Blechner says he has suffered from depression ever since high school. “There were some really rough times. There were times here, even in the early 90s where, you know, getting up in the morning would take me an hour and a half, two hours to put my boots on,” he said. But he knew he’d have to get up and feed the huskies. “The one thing about any kind of mental illness, particularly depression, that it’s extremely difficult on the people that love you because they want to help, but they don’t know what to do.”

Reporter Joe Carroll: How are you doing now?

Ed Blechner: Oh, I’m doing really well now.
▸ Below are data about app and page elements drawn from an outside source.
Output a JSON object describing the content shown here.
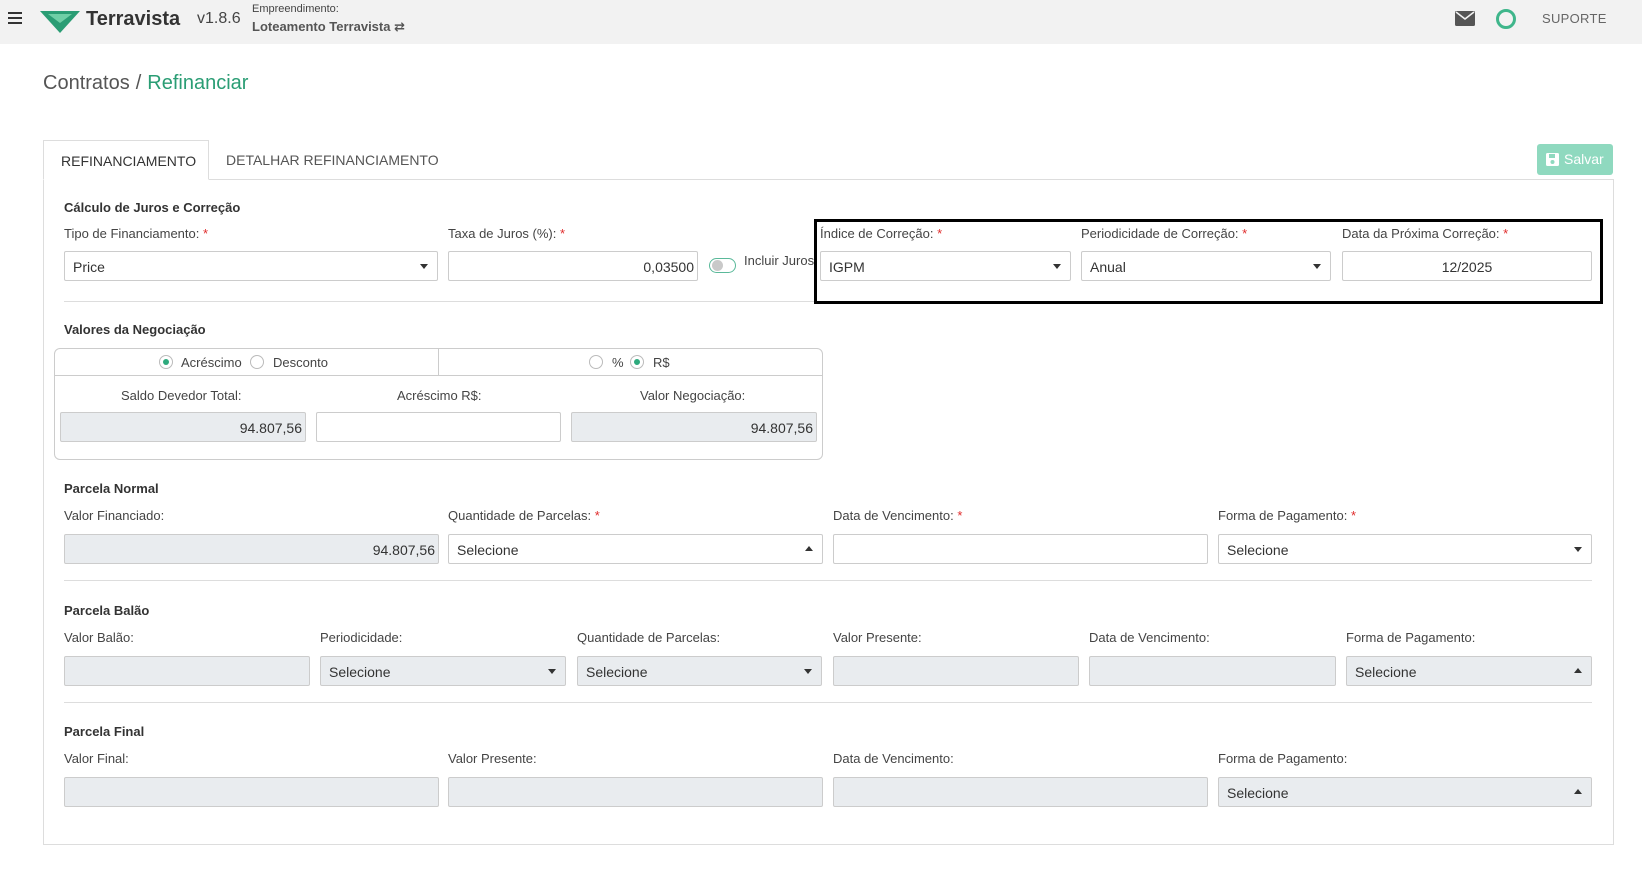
{
  "topbar": {
    "brand": "Terravista",
    "version": "v1.8.6",
    "empreendimento_label": "Empreendimento:",
    "empreendimento_value": "Loteamento Terravista ⇄",
    "support_label": "SUPORTE"
  },
  "breadcrumb": {
    "parent": "Contratos",
    "separator": "/",
    "current": "Refinanciar"
  },
  "tabs": [
    {
      "label": "REFINANCIAMENTO",
      "active": true
    },
    {
      "label": "DETALHAR REFINANCIAMENTO",
      "active": false
    }
  ],
  "save_label": "Salvar",
  "calculo": {
    "title": "Cálculo de Juros e Correção",
    "tipo_label": "Tipo de Financiamento:",
    "tipo_value": "Price",
    "taxa_label": "Taxa de Juros (%):",
    "taxa_value": "0,03500",
    "incluir_juros_label": "Incluir Juros",
    "indice_label": "Índice de Correção:",
    "indice_value": "IGPM",
    "periodicidade_label": "Periodicidade de Correção:",
    "periodicidade_value": "Anual",
    "data_label": "Data da Próxima Correção:",
    "data_value": "12/2025"
  },
  "negociacao": {
    "title": "Valores da Negociação",
    "acrescimo_label": "Acréscimo",
    "desconto_label": "Desconto",
    "percent_label": "%",
    "rs_label": "R$",
    "saldo_label": "Saldo Devedor Total:",
    "saldo_value": "94.807,56",
    "acrescimo_rs_label": "Acréscimo R$:",
    "acrescimo_rs_value": "",
    "valor_neg_label": "Valor Negociação:",
    "valor_neg_value": "94.807,56"
  },
  "normal": {
    "title": "Parcela Normal",
    "valor_label": "Valor Financiado:",
    "valor_value": "94.807,56",
    "qtd_label": "Quantidade de Parcelas:",
    "qtd_value": "Selecione",
    "venc_label": "Data de Vencimento:",
    "forma_label": "Forma de Pagamento:",
    "forma_value": "Selecione"
  },
  "balao": {
    "title": "Parcela Balão",
    "valor_label": "Valor Balão:",
    "periodicidade_label": "Periodicidade:",
    "periodicidade_value": "Selecione",
    "qtd_label": "Quantidade de Parcelas:",
    "qtd_value": "Selecione",
    "presente_label": "Valor Presente:",
    "venc_label": "Data de Vencimento:",
    "forma_label": "Forma de Pagamento:",
    "forma_value": "Selecione"
  },
  "final": {
    "title": "Parcela Final",
    "valor_label": "Valor Final:",
    "presente_label": "Valor Presente:",
    "venc_label": "Data de Vencimento:",
    "forma_label": "Forma de Pagamento:",
    "forma_value": "Selecione"
  },
  "colors": {
    "accent": "#2a9d74",
    "required": "#e02b2b",
    "save_button": "#8fd9bf"
  }
}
He credits meeting Nettie, effective medications, and of course, the canines. To a degree, Nanu, Buddy, Moose, and Skuppy are like his kids. “The dog, I think, is different because there’s always going to be somebody responsible for them,” Blechner said. He says it’s like taking care of aging parents. “I think they deserve it, for all they’ve given us.”

How life has changed in just two years ago, as the once athletic team slips into its golden years.

Reporter Joe Carroll: What do you think when you see that?

Ed Blechner: Two things -- I’m glad we did it, you know. And the second thing is, it’s like...

Nettie Picher : End of an era.

Reporter Joe Carroll: What’s going to be that feeling like when the last dog leaves?

Ed Blechner: It’s going to be difficult.

Until then, the couple is content. “We feel they have something to give us and we have something to give to them,” Blechner said. “I look back and I feel like I’ve been pretty lucky.”